Your task is to tally the lines of the listing containing the word "letters" and report the figure alone.

**Supplied data**
[Start of Attachment]
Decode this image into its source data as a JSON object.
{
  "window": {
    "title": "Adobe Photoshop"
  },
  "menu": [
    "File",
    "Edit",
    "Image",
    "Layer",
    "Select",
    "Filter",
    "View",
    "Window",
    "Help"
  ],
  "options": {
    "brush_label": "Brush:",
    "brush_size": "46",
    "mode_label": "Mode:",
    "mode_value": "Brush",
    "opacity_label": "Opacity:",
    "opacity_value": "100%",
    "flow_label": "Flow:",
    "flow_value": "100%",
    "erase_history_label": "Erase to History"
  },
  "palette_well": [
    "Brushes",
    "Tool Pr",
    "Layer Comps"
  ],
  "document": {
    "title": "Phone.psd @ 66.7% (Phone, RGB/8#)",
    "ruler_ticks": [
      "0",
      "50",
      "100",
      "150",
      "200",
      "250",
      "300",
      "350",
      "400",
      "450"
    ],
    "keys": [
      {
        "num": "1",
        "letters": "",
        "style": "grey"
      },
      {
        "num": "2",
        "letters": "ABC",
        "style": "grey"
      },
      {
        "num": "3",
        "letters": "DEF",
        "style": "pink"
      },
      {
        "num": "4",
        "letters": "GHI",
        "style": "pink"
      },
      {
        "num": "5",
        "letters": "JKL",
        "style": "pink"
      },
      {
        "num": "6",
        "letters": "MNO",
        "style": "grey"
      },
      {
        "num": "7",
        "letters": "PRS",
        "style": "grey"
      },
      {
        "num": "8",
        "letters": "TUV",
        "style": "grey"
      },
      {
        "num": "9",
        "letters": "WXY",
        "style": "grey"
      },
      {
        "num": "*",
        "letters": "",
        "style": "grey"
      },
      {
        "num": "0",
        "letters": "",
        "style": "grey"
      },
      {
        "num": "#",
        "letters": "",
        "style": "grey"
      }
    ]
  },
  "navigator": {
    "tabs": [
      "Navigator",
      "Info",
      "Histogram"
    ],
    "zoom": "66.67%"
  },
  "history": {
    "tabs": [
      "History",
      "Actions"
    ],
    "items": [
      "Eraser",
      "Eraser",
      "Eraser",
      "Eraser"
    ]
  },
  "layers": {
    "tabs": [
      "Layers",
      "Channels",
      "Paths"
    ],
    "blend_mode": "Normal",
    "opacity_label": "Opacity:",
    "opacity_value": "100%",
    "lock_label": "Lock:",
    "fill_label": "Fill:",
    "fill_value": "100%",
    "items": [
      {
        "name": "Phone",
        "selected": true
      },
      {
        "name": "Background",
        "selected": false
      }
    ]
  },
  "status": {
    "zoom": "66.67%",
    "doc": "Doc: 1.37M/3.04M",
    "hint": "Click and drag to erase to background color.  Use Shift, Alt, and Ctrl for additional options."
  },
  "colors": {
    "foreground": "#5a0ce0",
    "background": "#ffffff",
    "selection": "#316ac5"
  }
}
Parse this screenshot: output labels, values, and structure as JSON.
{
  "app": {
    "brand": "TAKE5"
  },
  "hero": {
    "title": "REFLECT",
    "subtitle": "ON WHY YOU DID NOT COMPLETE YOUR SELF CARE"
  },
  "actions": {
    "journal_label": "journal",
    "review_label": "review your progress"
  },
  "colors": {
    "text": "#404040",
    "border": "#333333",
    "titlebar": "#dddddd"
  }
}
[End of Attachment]
**Exercise response**
12